In the world of Lego – at least for those of us with autos on the brain – few creations are as fantastic as the Technic version of the Bugatti Chiron. To refresh your memory, this £330 kit utilises no less than 3,599 pieces to faithfully recreate the French supercar in 1:8 scale. The doors open, the engine has moving pistons, and even the gearbox works. The only thing you can’t do is drive it, but as the above video shows, that was unacceptable to the folks at Donut Media.
The video also proves driving a Lego Bugatti isn’t easy, but it did set a “record in its short lifespan.” More on both of these subjects in a bit.
The delectable Lego Bugatti is a challenge to build by itself, but once completed, the team ventured to a local hobby store for some actual motivation.

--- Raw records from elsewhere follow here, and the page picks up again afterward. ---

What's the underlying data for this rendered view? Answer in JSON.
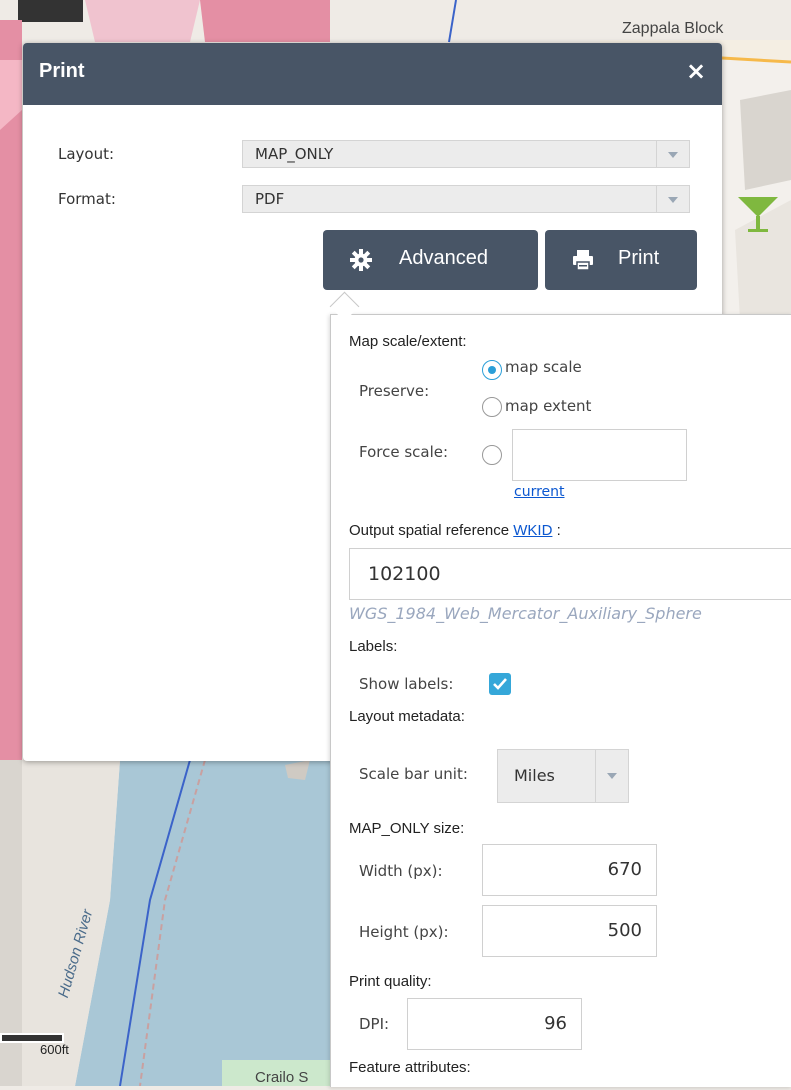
{
  "map": {
    "labels": {
      "zappala": "Zappala Block",
      "crailo": "Crailo S",
      "hudson": "Hudson River"
    },
    "scale_bar_label": "600ft"
  },
  "dialog": {
    "title": "Print",
    "close_icon": "×",
    "layout": {
      "label": "Layout:",
      "value": "MAP_ONLY"
    },
    "format": {
      "label": "Format:",
      "value": "PDF"
    },
    "advanced_button": "Advanced",
    "print_button": "Print"
  },
  "advanced": {
    "map_scale_heading": "Map scale/extent:",
    "preserve_label": "Preserve:",
    "preserve_options": [
      "map scale",
      "map extent"
    ],
    "preserve_selected": "map scale",
    "force_scale_label": "Force scale:",
    "force_scale_value": "",
    "current_link": "current",
    "output_sr_heading": "Output spatial reference",
    "wkid_link": "WKID",
    "output_sr_colon": ":",
    "wkid_value": "102100",
    "wkid_description": "WGS_1984_Web_Mercator_Auxiliary_Sphere",
    "labels_heading": "Labels:",
    "show_labels_label": "Show labels:",
    "show_labels_checked": true,
    "layout_metadata_heading": "Layout metadata:",
    "scale_bar_unit_label": "Scale bar unit:",
    "scale_bar_unit_value": "Miles",
    "map_only_size_heading": "MAP_ONLY size:",
    "width_label": "Width (px):",
    "width_value": "670",
    "height_label": "Height (px):",
    "height_value": "500",
    "print_quality_heading": "Print quality:",
    "dpi_label": "DPI:",
    "dpi_value": "96",
    "feature_attributes_heading": "Feature attributes:"
  },
  "colors": {
    "header": "#485566",
    "accent": "#2b9fd8",
    "link": "#0b57d0",
    "water": "#a9c7d6",
    "map_bg": "#efebe6"
  }
}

The goal was to see the 1:8 scale Chiron achieve its proper top speed of 261 mph – in scale form of course. That equates to 32.6 mph which, in the world of radio control tomfoolery is easily achievable.

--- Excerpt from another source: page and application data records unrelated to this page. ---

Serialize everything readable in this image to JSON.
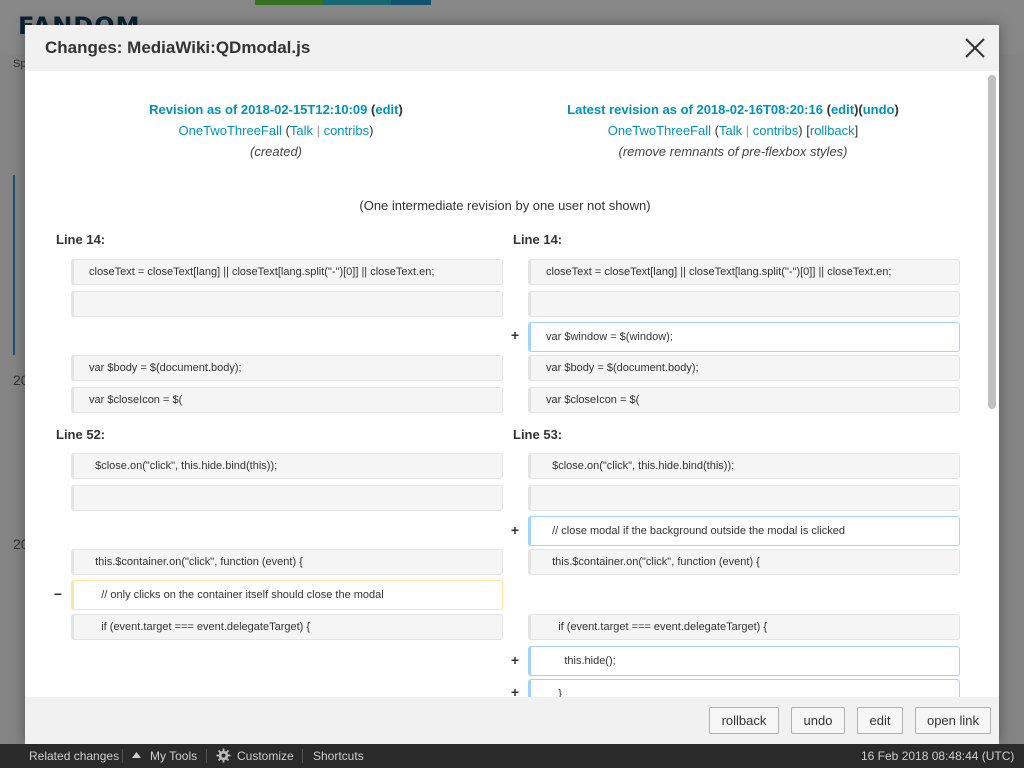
{
  "background": {
    "logo": "FANDOM",
    "side_fragments": [
      "Sp",
      "20",
      "20"
    ]
  },
  "modal": {
    "title": "Changes: MediaWiki:QDmodal.js",
    "old": {
      "title": "Revision as of 2018-02-15T12:10:09",
      "edit_link": "edit",
      "user": "OneTwoThreeFall",
      "talk": "Talk",
      "contribs": "contribs",
      "summary": "(created)"
    },
    "new": {
      "title": "Latest revision as of 2018-02-16T08:20:16",
      "edit_link": "edit",
      "undo_link": "undo",
      "user": "OneTwoThreeFall",
      "talk": "Talk",
      "contribs": "contribs",
      "rollback": "rollback",
      "summary": "(remove remnants of pre-flexbox styles)"
    },
    "intermediate": "(One intermediate revision by one user not shown)",
    "diff": {
      "hunk1": {
        "left_line": "Line 14:",
        "right_line": "Line 14:",
        "rows": [
          {
            "left": "closeText = closeText[lang] || closeText[lang.split(\"-\")[0]] || closeText.en;",
            "right": "closeText = closeText[lang] || closeText[lang.split(\"-\")[0]] || closeText.en;"
          },
          {
            "left": "",
            "right": ""
          },
          {
            "right_added": "var $window = $(window);"
          },
          {
            "left": "var $body = $(document.body);",
            "right": "var $body = $(document.body);"
          },
          {
            "left": "var $closeIcon = $(",
            "right": "var $closeIcon = $("
          }
        ]
      },
      "hunk2": {
        "left_line": "Line 52:",
        "right_line": "Line 53:",
        "rows": [
          {
            "left": "  $close.on(\"click\", this.hide.bind(this));",
            "right": "  $close.on(\"click\", this.hide.bind(this));"
          },
          {
            "left": "",
            "right": ""
          },
          {
            "right_added": "  // close modal if the background outside the modal is clicked"
          },
          {
            "left": "  this.$container.on(\"click\", function (event) {",
            "right": "  this.$container.on(\"click\", function (event) {"
          },
          {
            "left_deleted": "    // only clicks on the container itself should close the modal"
          },
          {
            "left": "    if (event.target === event.delegateTarget) {",
            "right": "    if (event.target === event.delegateTarget) {"
          },
          {
            "right_added": "      this.hide();"
          },
          {
            "right_added": "    }"
          }
        ]
      },
      "plus": "+",
      "minus": "−"
    },
    "footer": {
      "rollback": "rollback",
      "undo": "undo",
      "edit": "edit",
      "open_link": "open link"
    }
  },
  "toolbar": {
    "related_changes": "Related changes",
    "my_tools": "My Tools",
    "customize": "Customize",
    "shortcuts": "Shortcuts",
    "timestamp": "16 Feb 2018 08:48:44 (UTC)"
  },
  "colors": {
    "link": "#0092b8",
    "added_border": "#a3d3ff",
    "deleted_border": "#ffe49c"
  }
}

Gallery: Bugatti Chiron Lego crash screenshots
Here’s where a bit of cheating was involved. Rather than shoehorn an electric motor and battery pack into the complex Technic build, the hobby shop pros basically tweaked the Chiron body and dropped it onto a fully-functional electric radio-controlled chassis. This allowed for some serious power with actual steering control, and while the chassis isn’t Lego-specific, the original Technic wheels and tires were fitted for authenticity. In retrospect, perhaps something with a bit more grip should’ve been brought to the table.

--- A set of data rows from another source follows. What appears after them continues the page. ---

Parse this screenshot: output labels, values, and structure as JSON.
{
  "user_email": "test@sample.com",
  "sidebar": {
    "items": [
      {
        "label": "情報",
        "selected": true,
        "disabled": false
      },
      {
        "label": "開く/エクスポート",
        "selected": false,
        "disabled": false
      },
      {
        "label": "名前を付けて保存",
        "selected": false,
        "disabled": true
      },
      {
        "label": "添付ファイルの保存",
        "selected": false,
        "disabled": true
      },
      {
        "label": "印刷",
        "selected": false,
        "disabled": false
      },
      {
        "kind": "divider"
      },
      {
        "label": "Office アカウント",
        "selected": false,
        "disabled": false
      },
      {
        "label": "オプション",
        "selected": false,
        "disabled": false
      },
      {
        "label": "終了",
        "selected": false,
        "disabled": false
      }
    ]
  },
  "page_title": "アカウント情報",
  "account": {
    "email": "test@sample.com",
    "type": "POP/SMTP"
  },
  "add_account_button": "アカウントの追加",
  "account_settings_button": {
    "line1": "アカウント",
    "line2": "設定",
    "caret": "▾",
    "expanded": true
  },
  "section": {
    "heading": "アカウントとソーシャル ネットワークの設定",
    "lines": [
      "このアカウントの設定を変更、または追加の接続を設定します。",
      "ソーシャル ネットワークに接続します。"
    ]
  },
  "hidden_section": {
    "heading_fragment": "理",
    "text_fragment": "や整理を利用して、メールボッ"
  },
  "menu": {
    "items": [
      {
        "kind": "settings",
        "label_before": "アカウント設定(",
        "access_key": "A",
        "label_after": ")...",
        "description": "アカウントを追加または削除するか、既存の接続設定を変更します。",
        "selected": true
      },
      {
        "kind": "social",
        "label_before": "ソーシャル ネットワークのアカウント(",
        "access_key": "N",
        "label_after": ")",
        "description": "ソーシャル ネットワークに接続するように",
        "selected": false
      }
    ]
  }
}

We say that because the bricked-out Chiron made a fabulous speed run, easily eclipsing the target speed in the process. You’ll notice we said run, as in a single run, because things sadly took a turn for the worse. At least the crazy build went out in a blaze of glory.